You have to get good doing it.
You have to learn how to make money doing it.
Art isn’t just Doing Art all the time, and this is why you should also learn other skills that your creative writing classes probably won’t teach you — from marketing to editing to business practices to how to budget and balance your bank accounts and pay your taxes. I know, ew, taxes. But this is how being an artist is done. Your parents or whoever will tell you just not to bother. I’m telling you to bother, but gather the skills needed — skills that go well-beyond writing, painting, singing, or other art-making.
(A small rant of mine is that so many creative writing programs are way over-focused on writing — particularly writing literary books rather than genre-flavored anything. Art programs in general need to teach more than just the creative stuff. Because you have to also survive at being an artist, and in that survival, practical skills are key.)
Finish Your Shit
But then it all comes back to this.
You will never be the writer you want if you cannot complete what you begin.
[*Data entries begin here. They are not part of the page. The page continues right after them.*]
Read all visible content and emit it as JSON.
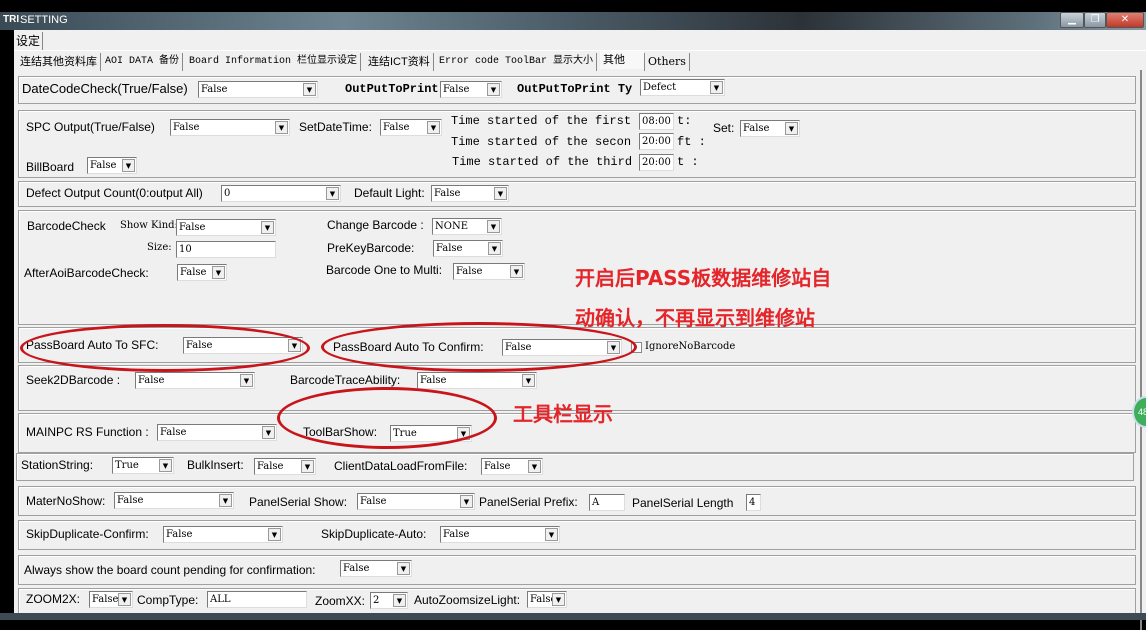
{
  "window": {
    "title": "SETTING",
    "logo": "TRI",
    "main_tab": "设定"
  },
  "tabs": [
    "连结其他资料库",
    "AOI DATA 备份",
    "Board Information 栏位显示设定",
    "连结ICT资料",
    "Error code ToolBar 显示大小",
    "其他",
    "Others"
  ],
  "g1": {
    "datecode_label": "DateCodeCheck(True/False)",
    "datecode_value": "False",
    "outprint_label": "OutPutToPrint",
    "outprint_value": "False",
    "outprinttype_label": "OutPutToPrint Ty",
    "outprinttype_value": "Defect"
  },
  "g2": {
    "spc_label": "SPC Output(True/False)",
    "spc_value": "False",
    "setdate_label": "SetDateTime:",
    "setdate_value": "False",
    "first_label": "Time started of the first",
    "first_value": "08:00",
    "first_suffix": "t:",
    "second_label": "Time started of the secon",
    "second_value": "20:00",
    "second_suffix": "ft :",
    "third_label": "Time started of the third",
    "third_value": "20:00",
    "third_suffix": "t :",
    "set_label": "Set:",
    "set_value": "False",
    "billboard_label": "BillBoard",
    "billboard_value": "False"
  },
  "g3": {
    "defect_label": "Defect Output Count(0:output All)",
    "defect_value": "0",
    "light_label": "Default Light:",
    "light_value": "False"
  },
  "g4": {
    "barcode_label": "BarcodeCheck",
    "showkind_label": "Show Kind:",
    "showkind_value": "False",
    "size_label": "Size:",
    "size_value": "10",
    "afteraoi_label": "AfterAoiBarcodeCheck:",
    "afteraoi_value": "False",
    "change_label": "Change Barcode :",
    "change_value": "NONE",
    "prekey_label": "PreKeyBarcode:",
    "prekey_value": "False",
    "onemulti_label": "Barcode One to Multi:",
    "onemulti_value": "False"
  },
  "g5": {
    "sfc_label": "PassBoard Auto To SFC:",
    "sfc_value": "False",
    "confirm_label": "PassBoard Auto To Confirm:",
    "confirm_value": "False",
    "ignore_label": "IgnoreNoBarcode",
    "ignore_checked": false
  },
  "g6": {
    "seek_label": "Seek2DBarcode :",
    "seek_value": "False",
    "trace_label": "BarcodeTraceAbility:",
    "trace_value": "False"
  },
  "g7": {
    "mainpc_label": "MAINPC RS Function :",
    "mainpc_value": "False",
    "toolbar_label": "ToolBarShow:",
    "toolbar_value": "True"
  },
  "g8": {
    "station_label": "StationString:",
    "station_value": "True",
    "bulk_label": "BulkInsert:",
    "bulk_value": "False",
    "client_label": "ClientDataLoadFromFile:",
    "client_value": "False"
  },
  "g9": {
    "mater_label": "MaterNoShow:",
    "mater_value": "False",
    "pshow_label": "PanelSerial Show:",
    "pshow_value": "False",
    "prefix_label": "PanelSerial Prefix:",
    "prefix_value": "A",
    "length_label": "PanelSerial Length",
    "length_value": "4"
  },
  "g10": {
    "skipc_label": "SkipDuplicate-Confirm:",
    "skipc_value": "False",
    "skipa_label": "SkipDuplicate-Auto:",
    "skipa_value": "False"
  },
  "g11": {
    "always_label": "Always show the board count pending for confirmation:",
    "always_value": "False"
  },
  "g12": {
    "zoom2x_label": "ZOOM2X:",
    "zoom2x_value": "False",
    "comp_label": "CompType:",
    "comp_value": "ALL",
    "zoomxx_label": "ZoomXX:",
    "zoomxx_value": "2",
    "autozoom_label": "AutoZoomsizeLight:",
    "autozoom_value": "False"
  },
  "annotations": {
    "pass_line1": "开启后PASS板数据维修站自",
    "pass_line2": "动确认，不再显示到维修站",
    "toolbar": "工具栏显示",
    "color": "#e4262b"
  },
  "badge": "48"
}
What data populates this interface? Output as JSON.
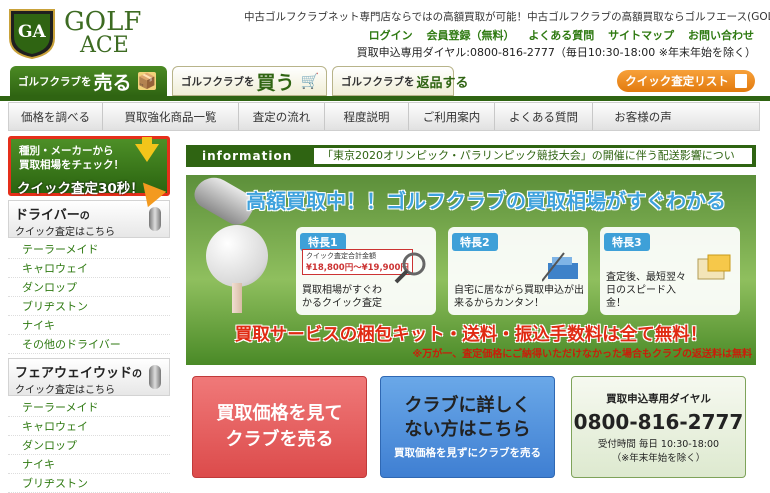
{
  "logo": {
    "monogram": "GA",
    "word_line1": "GOLF",
    "word_line2": "ACE"
  },
  "header": {
    "tagline": "中古ゴルフクラブネット専門店ならではの高額買取が可能！中古ゴルフクラブの高額買取ならゴルフエース(GOLF ACE)",
    "links": [
      "ログイン",
      "会員登録（無料）",
      "よくある質問",
      "サイトマップ",
      "お問い合わせ"
    ],
    "phone_line": "買取申込専用ダイヤル:0800-816-2777（毎日10:30-18:00 ※年末年始を除く）"
  },
  "tabs": {
    "sell": {
      "pre": "ゴルフクラブを",
      "big": "売る",
      "icon": "📦"
    },
    "buy": {
      "pre": "ゴルフクラブを",
      "big": "買う",
      "icon": "🛒"
    },
    "return": {
      "pre": "ゴルフクラブを",
      "big": "返品する"
    }
  },
  "quick_list_label": "クイック査定リスト",
  "nav": [
    "価格を調べる",
    "買取強化商品一覧",
    "査定の流れ",
    "程度説明",
    "ご利用案内",
    "よくある質問",
    "お客様の声"
  ],
  "sidebar": {
    "banner_line1": "種別・メーカーから",
    "banner_line2": "買取相場をチェック！",
    "banner_line3": "クイック査定30秒！",
    "driver": {
      "title": "ドライバー",
      "title_suffix": "の",
      "sub": "クイック査定はこちら",
      "items": [
        "テーラーメイド",
        "キャロウェイ",
        "ダンロップ",
        "ブリヂストン",
        "ナイキ",
        "その他のドライバー"
      ]
    },
    "fairway": {
      "title": "フェアウェイウッド",
      "title_suffix": "の",
      "sub": "クイック査定はこちら",
      "items": [
        "テーラーメイド",
        "キャロウェイ",
        "ダンロップ",
        "ナイキ",
        "ブリヂストン"
      ]
    }
  },
  "info": {
    "label": "information",
    "news": "「東京2020オリンピック・パラリンピック競技大会」の開催に伴う配送影響につい"
  },
  "hero": {
    "title": "高額買取中！！ゴルフクラブの買取相場がすぐわかる",
    "features": [
      {
        "badge": "特長1",
        "desc": "買取相場がすぐわかるクイック査定",
        "price_label": "クイック査定合計金額",
        "price": "¥18,800円〜¥19,900円"
      },
      {
        "badge": "特長2",
        "desc": "自宅に居ながら買取申込が出来るからカンタン！"
      },
      {
        "badge": "特長3",
        "desc": "査定後、最短翌々日のスピード入金！"
      }
    ],
    "bottom": "買取サービスの梱包キット・送料・振込手数料は全て無料！",
    "note": "※万が一、査定価格にご納得いただけなかった場合もクラブの返送料は無料"
  },
  "cta": {
    "sell_line1": "買取価格を見て",
    "sell_line2": "クラブを売る",
    "help_line1": "クラブに詳しく",
    "help_line2": "ない方はこちら",
    "help_sub": "買取価格を見ずにクラブを売る",
    "phone_label": "買取申込専用ダイヤル",
    "phone_number": "0800-816-2777",
    "phone_hours": "受付時間 毎日 10:30-18:00",
    "phone_note": "（※年末年始を除く）"
  },
  "colors": {
    "brand_green": "#2f6412",
    "accent_orange": "#f39a1f",
    "alert_red": "#e02a12",
    "feature_blue": "#3ea0d8"
  }
}
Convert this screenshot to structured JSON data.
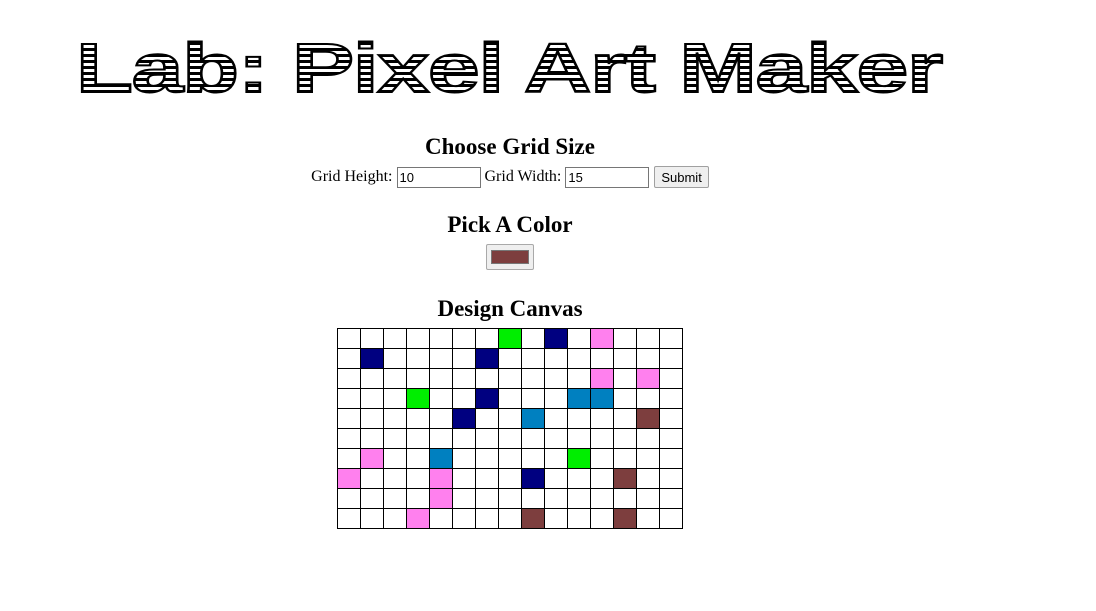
{
  "header": {
    "title": "Lab: Pixel Art Maker"
  },
  "grid_size": {
    "heading": "Choose Grid Size",
    "height_label": "Grid Height:",
    "height_value": "10",
    "width_label": "Grid Width:",
    "width_value": "15",
    "submit_label": "Submit"
  },
  "color_picker": {
    "heading": "Pick A Color",
    "selected_color": "#7d3e3e"
  },
  "design_canvas": {
    "heading": "Design Canvas",
    "rows": 10,
    "cols": 15,
    "palette": {
      "W": "#ffffff",
      "G": "#00ee00",
      "N": "#000080",
      "P": "#ff80ee",
      "B": "#0080c0",
      "R": "#7d3e3e"
    },
    "cells": [
      "WWWWWWWGWNWPWWW",
      "WNWWWWNWWWWWWWW",
      "WWWWWWWWWWWPWPW",
      "WWWGWWNWWWBBWWW",
      "WWWWWNWWBWWWWRW",
      "WWWWWWWWWWWWWWW",
      "WPWWBWWWWWGWWWW",
      "PWWWPWWWNWWWRWW",
      "WWWWPWWWWWWWWWW",
      "WWWPWWWWRWWWRWW"
    ]
  }
}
Ironically, some of the professors who are teaching you have not yet mastered this.
You’re young, and you will leave behind you a trail of unfinished story-corpses. That’s okay. No shame, there. But there comes a point when you have to stay on that bucking bull till it finally tires and dies in the dust. You can’t just keep not finishing things. Art must reach a conclusion. Stories have endings. You can always go back and edit — but you have nothing meaningful to edit if you don’t finish what you begin in the first damn place.
This is the hardest skill, I think, that I learned as a young writer. Just merely to finish. It’s easier not to. It’s easier to talk about writing than to do the writing. The work you never finish always exists in what appears to be a perfect, gleaming state — a young, preserved corpse on display, its James-Deanian potential perfectly captured in its youth and naivete. But fuck that jibber-jabber. Storm the beach. Suck if you must. But finish what you begin.
And then rewrite until it’s right.